This is a fundamental law of economics. At the micro level, economics looks at each discrete decision you make, and decisions always involve trade-offs. You want to buy ice cream. You decide the ice cream is worth more than your money, and the ice cream is worth more than something else you could do with your money, such as buying some chocolate. If you think for awhile, you'll realize everything is a trade-off. Resources, such as money and time, are finite.
That answers half your question, and the other half is a bit trickier to explain. Economists separate statements into normative and positive ones.

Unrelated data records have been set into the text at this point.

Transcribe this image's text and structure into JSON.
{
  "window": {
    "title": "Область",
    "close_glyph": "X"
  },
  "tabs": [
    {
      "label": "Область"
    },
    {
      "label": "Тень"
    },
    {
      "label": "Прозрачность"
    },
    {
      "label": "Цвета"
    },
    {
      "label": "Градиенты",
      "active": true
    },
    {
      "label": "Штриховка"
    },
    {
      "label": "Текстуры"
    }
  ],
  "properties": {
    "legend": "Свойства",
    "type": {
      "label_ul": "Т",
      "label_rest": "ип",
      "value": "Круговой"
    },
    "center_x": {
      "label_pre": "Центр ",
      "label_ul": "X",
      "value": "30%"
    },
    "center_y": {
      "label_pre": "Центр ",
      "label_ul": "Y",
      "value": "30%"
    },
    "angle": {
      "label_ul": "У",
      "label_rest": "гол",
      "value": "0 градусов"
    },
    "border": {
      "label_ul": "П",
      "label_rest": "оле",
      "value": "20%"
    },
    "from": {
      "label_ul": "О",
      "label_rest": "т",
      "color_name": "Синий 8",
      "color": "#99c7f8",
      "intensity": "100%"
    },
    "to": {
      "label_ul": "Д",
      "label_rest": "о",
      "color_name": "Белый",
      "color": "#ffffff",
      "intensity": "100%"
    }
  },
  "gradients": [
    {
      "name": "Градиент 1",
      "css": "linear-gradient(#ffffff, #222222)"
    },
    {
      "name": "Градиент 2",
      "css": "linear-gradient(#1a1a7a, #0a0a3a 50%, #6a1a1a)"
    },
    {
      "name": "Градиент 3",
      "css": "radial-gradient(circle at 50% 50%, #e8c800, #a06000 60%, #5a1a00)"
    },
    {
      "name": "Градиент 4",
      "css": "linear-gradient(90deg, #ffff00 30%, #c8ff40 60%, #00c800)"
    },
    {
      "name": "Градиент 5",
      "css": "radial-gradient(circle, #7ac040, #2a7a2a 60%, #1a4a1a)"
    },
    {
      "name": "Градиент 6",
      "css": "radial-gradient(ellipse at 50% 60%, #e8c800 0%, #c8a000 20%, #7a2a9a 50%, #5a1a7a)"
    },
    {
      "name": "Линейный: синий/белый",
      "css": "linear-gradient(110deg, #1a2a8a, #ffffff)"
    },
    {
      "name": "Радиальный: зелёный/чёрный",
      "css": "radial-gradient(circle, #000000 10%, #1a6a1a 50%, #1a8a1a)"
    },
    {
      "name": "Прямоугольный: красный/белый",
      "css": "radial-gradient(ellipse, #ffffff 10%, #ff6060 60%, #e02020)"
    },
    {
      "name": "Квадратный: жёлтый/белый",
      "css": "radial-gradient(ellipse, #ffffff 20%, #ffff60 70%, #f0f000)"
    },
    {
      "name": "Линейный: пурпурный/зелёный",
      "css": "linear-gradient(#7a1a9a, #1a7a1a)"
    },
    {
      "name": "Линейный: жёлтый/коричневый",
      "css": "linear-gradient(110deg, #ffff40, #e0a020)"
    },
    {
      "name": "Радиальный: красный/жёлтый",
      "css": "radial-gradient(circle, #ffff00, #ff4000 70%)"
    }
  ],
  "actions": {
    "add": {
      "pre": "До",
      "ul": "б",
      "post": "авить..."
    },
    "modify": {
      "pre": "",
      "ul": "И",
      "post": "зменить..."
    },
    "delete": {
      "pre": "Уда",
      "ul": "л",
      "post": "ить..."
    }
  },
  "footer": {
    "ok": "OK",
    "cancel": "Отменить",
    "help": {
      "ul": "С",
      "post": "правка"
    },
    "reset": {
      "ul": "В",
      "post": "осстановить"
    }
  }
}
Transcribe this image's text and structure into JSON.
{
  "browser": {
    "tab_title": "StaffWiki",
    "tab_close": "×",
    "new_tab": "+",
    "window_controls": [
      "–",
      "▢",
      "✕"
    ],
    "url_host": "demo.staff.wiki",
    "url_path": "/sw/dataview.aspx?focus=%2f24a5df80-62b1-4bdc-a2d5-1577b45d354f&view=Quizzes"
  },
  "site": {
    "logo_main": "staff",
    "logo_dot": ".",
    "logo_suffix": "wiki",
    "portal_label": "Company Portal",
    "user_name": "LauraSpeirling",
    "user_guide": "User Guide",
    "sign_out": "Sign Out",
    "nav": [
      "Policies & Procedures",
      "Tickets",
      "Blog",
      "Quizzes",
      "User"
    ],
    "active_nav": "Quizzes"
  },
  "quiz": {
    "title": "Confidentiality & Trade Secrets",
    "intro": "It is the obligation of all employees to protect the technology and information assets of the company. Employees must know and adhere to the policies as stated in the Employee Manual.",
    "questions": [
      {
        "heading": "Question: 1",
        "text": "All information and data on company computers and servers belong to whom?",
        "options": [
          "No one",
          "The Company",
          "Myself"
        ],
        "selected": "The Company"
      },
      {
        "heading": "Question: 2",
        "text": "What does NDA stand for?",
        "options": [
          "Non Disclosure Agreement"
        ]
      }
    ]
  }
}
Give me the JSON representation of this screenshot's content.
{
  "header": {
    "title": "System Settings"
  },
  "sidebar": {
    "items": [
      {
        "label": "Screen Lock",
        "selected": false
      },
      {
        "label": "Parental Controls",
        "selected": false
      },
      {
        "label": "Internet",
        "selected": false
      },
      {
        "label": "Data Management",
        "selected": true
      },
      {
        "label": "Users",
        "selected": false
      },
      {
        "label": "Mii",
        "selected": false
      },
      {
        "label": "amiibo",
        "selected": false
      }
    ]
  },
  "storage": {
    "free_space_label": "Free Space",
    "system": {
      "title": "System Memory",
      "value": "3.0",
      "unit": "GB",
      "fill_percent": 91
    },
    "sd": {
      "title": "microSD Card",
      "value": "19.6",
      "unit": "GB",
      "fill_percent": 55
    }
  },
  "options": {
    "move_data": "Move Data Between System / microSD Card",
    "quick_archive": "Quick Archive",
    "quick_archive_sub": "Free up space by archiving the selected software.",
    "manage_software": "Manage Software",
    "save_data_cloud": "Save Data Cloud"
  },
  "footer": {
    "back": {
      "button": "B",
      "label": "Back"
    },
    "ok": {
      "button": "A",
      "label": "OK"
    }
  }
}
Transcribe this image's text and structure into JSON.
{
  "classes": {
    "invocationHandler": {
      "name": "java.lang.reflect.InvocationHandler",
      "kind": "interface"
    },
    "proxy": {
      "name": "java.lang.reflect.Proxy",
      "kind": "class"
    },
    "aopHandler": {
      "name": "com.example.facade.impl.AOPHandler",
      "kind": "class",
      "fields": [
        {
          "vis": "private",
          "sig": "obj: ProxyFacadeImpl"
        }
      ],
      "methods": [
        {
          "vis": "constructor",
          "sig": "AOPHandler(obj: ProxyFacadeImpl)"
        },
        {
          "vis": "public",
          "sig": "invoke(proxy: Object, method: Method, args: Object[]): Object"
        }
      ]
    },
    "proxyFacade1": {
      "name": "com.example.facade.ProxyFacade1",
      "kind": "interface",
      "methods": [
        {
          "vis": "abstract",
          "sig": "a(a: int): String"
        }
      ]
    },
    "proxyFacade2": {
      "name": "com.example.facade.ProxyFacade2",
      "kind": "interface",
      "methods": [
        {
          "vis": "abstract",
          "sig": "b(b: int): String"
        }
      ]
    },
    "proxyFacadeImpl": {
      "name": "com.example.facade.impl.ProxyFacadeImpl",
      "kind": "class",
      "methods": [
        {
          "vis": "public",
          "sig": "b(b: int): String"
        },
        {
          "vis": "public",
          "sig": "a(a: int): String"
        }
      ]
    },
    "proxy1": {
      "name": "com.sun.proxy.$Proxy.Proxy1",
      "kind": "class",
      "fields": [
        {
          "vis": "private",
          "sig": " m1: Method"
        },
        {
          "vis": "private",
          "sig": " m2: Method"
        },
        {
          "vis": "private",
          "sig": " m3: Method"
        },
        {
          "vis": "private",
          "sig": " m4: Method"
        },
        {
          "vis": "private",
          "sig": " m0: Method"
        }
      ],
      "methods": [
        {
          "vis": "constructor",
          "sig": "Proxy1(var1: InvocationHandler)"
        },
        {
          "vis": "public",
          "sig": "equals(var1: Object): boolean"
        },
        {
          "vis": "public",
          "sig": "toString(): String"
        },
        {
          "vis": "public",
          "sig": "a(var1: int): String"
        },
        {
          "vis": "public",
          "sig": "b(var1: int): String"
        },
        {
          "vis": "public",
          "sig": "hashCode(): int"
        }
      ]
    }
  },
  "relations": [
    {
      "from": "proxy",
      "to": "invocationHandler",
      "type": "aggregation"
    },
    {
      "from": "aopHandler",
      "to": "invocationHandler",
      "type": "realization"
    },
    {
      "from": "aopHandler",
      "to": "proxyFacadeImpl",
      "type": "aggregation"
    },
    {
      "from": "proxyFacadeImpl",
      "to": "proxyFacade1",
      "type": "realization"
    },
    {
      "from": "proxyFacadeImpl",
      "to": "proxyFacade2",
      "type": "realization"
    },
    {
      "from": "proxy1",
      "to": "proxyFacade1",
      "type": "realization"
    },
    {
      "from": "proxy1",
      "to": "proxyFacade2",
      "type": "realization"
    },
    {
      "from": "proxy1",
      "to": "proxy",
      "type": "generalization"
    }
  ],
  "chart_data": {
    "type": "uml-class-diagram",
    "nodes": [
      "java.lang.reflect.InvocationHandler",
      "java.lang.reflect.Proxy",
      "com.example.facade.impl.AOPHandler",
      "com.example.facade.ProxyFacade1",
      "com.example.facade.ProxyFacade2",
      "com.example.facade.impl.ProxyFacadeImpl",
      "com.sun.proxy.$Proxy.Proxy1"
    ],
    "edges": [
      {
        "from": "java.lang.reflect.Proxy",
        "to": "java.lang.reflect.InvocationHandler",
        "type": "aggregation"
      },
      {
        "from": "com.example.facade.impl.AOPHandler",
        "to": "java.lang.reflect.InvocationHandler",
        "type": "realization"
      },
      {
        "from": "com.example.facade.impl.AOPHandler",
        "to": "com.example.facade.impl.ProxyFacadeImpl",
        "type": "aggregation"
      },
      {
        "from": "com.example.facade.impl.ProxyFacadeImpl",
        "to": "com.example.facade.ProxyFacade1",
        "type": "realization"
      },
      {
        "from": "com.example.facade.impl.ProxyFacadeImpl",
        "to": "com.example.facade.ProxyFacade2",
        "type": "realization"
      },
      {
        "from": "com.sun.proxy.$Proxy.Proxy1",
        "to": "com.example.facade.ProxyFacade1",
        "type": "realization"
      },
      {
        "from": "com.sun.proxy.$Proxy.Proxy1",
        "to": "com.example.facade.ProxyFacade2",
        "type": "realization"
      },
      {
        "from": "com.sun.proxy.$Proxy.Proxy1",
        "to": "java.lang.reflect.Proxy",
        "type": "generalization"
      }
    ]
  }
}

A positive statement just describes what is. A normative one says what should be. Using ice cream as an example, a positive statement is "I bought ice cream." A normative statement is "Buying ice cream is good." With that in mind, an economic solution is necessarily normative because it says "This choice is the solution." Good economists steer clear of normative statements and prefer to say "These are your choices, and these are the outcomes." Given that positive view, you can see that you have a set of trade-offs with each choice and not a conclusive solution.
Graduate economics courses